Open daily, 7 a.m. to 4 p.m.
$10. Note: The park ranger did not charge us on our visit.
Tips for Visiting
- Plan to spend about 3 hours to do Sendero Gigantes del Bosque and Sendero Catarata, and an additional hour or so if you plan to do the third trail. It doesn’t take that long to walk the park, but you’ll want to go slowly to see the most. We found the birds and animals here to be more skittish since they are not used to seeing people.
- Bring plenty of water (at least 1 liter per person) as temperatures are often well into the 90s (32°C) and some snacks. The nearest small store is at the highway, several miles away.
- Wear lightweight clothing that dries quickly and bring sunscreen, a hat, and insect repellent. Here is a link to our post on preventing mosquito bites, which includes some recommendations for repellents that work well in Costa Rica.
- Hiking boots or sturdy sneakers are recommended so that you have solid footing on the makeshift bridges and rocky areas.
- Rainy Season: The ranger said that the trails don’t get too muddy during the rainy season so visiting that time of year should be fine. He did warn about more mosquitoes, however, so be sure to use repellent. We would also recommend waterproof hiking sandals like Keens or hiking boots or sneakers you don’t mind getting wet/dirty in case you have to cross the small streams.
Directions to Lomas Barbudal
From Liberia, drive south along Highway 1 for about 14 km (8.7 miles). When you approach the small town of Pijije, look for the turnoff on the right immediately after the pedestrian walkway that crosses the highway. It is near a small store called Abastecedor Pijije. Take the dirt road and follow it for about 7 km (4.3 miles). The road is flat most of the way and passes open fields and a few houses. Towards the end, it becomes steep. 4×4 with higher clearance would probably be necessary during the rainy season.

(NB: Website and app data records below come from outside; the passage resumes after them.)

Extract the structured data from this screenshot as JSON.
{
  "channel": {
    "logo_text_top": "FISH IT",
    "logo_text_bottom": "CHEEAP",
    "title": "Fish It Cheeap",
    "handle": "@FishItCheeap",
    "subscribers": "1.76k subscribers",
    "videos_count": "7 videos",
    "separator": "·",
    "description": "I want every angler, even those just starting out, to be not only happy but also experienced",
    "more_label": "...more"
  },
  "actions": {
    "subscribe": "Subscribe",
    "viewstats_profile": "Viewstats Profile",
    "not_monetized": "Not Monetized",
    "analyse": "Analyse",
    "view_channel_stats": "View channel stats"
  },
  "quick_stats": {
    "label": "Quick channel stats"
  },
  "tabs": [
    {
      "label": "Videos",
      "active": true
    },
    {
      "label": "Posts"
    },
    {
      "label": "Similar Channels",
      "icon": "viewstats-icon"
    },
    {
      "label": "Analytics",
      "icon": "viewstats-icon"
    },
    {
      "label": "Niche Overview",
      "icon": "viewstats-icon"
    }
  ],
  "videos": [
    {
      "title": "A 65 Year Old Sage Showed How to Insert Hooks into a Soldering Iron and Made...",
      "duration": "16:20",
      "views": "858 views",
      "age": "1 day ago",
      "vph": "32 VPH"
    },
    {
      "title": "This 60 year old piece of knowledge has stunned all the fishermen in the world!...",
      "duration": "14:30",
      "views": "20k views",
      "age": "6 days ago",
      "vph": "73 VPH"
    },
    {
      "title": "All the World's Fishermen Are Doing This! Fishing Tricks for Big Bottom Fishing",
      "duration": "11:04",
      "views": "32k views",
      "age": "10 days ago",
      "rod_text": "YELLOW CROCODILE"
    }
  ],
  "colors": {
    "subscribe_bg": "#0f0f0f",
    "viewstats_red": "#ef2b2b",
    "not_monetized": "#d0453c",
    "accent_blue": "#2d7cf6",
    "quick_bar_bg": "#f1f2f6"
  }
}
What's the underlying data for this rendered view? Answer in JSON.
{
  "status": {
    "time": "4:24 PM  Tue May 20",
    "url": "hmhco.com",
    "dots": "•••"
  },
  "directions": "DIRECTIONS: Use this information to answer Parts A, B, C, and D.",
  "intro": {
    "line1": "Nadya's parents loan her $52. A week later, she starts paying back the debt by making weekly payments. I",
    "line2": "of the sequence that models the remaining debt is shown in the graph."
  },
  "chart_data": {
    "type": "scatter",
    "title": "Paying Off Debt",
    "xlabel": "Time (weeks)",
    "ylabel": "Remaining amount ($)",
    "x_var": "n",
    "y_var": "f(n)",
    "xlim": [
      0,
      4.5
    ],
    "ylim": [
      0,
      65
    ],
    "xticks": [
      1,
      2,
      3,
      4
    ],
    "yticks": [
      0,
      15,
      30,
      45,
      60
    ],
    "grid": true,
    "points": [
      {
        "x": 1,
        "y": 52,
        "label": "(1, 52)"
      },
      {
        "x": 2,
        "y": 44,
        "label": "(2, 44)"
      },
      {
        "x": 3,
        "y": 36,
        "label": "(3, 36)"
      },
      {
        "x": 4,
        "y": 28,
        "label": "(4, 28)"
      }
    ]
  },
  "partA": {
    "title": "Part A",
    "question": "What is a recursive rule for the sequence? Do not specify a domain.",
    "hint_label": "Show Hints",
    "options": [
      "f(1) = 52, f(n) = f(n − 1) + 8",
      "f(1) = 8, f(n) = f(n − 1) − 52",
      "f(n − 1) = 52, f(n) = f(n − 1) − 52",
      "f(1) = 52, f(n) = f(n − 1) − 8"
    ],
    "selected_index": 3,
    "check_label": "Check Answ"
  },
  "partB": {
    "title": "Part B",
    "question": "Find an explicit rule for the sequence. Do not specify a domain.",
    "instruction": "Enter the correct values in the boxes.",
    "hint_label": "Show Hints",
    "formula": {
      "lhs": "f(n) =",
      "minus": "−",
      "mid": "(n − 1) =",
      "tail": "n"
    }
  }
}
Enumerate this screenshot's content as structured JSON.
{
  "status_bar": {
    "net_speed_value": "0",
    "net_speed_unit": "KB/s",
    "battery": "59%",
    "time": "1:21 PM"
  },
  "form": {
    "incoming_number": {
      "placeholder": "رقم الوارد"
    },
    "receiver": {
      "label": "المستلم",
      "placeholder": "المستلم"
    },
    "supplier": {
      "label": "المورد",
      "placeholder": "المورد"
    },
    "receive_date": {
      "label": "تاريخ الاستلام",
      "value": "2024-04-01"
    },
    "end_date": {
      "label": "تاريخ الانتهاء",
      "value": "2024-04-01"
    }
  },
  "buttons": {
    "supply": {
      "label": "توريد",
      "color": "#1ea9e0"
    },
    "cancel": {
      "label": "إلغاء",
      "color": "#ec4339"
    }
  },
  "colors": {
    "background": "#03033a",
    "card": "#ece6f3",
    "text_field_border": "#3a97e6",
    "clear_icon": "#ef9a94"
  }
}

We weren’t sure what to expect when visiting the Lomas Barbudal Biological Reserve but had such a wonderful time. We have hiked throughout Costa Rica and are usually partial to the rainforest, but the tropical dry forest of this reserve was so rich with life. Not only did it have water at the end of the dry season, but it was also full of wildlife. If you’re looking for an off-the-beaten-path day hike around Guanacaste, we highly recommend Lomas Barbudal.
Have a question about the reserve? Leave us a comment below. (Email subscribers, click here to post a comment online.)
Looking for more information to help you plan your visit to Guanacaste? Check out these posts:
- Playa Brasilito: An Authentic Costa Rican Beach Town – Guide to visiting the local fishing village of Brasilito. This town might be worth checking out if you’re looking for a more authentic experience but still want to be close to the amenities.
- Diria National Park – Diria is another lesser-known place for hiking in Guanacaste with a different feel from Lomas Barbudal. Check out our tips for visiting.
- Costa Rica Rental Car Discount – If you’re staying at one of the beach towns in Guanacaste, renting a car is the best way to do local hikes and see many of the attractions. Click here to learn more about our rental car discount.